START GIVEN DATA

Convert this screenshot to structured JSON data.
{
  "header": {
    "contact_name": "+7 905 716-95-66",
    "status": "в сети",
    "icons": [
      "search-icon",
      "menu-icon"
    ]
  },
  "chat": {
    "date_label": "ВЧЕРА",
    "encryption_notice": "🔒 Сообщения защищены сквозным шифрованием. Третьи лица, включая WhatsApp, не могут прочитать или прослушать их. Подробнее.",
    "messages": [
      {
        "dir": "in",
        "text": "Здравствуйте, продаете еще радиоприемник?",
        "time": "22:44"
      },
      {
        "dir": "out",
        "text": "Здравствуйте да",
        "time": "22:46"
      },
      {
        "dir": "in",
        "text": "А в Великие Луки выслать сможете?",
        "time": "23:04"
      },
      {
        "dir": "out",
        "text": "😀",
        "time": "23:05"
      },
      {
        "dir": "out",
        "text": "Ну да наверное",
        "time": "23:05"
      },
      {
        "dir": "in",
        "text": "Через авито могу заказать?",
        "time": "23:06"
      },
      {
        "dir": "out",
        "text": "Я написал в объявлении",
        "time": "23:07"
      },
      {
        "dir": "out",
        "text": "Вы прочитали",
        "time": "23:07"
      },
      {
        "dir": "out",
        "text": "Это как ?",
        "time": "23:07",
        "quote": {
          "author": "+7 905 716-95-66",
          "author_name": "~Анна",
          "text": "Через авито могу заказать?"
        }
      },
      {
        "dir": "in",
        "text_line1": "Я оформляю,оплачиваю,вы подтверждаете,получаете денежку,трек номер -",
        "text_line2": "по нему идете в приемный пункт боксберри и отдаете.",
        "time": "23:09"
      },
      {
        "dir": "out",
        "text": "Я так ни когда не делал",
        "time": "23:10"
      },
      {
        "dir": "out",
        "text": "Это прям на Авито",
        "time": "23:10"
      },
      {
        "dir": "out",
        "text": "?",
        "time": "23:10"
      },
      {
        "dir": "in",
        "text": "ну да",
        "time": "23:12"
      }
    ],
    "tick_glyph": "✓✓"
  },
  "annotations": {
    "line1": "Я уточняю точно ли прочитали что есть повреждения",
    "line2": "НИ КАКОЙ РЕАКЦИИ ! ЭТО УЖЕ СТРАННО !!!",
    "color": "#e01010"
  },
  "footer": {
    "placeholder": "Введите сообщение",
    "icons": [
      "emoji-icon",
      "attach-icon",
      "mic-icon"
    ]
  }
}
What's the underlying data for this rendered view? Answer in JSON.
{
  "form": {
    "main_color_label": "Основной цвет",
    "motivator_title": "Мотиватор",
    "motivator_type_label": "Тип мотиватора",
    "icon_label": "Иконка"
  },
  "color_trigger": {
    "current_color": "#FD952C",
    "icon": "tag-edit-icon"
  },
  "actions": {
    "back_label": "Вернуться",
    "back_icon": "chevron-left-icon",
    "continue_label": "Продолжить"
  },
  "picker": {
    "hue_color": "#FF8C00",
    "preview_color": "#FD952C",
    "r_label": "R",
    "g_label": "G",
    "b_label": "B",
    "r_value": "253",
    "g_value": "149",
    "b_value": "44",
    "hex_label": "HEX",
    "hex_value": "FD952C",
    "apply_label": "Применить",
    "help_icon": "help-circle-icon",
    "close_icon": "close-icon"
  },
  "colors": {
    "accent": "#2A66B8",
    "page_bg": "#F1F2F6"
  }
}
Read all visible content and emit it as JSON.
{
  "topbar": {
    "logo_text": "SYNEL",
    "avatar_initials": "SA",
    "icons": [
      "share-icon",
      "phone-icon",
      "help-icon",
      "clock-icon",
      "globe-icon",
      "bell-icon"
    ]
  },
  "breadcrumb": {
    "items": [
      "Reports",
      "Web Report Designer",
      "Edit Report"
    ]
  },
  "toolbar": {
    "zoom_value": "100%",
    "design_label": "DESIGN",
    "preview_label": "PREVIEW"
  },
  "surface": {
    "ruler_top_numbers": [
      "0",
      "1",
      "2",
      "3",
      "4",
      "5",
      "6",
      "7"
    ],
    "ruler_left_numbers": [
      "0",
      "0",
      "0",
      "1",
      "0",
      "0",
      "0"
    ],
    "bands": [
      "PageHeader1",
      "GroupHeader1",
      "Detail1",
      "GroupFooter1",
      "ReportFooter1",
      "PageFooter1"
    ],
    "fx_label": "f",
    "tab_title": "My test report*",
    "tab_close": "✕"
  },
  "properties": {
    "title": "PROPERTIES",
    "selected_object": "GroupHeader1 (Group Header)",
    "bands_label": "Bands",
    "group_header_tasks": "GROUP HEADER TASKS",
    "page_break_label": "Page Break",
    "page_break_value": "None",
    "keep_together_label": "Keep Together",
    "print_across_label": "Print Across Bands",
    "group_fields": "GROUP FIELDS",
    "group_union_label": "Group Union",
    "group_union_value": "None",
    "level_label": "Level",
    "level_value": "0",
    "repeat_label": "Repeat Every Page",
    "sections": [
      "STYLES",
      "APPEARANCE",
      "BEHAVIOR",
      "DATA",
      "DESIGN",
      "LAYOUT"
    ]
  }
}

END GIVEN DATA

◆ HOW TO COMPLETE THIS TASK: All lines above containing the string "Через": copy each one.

◆ RESPONSE TO THIS EXERCISE:
        "text": "Через авито могу заказать?",
          "text": "Через авито могу заказать?"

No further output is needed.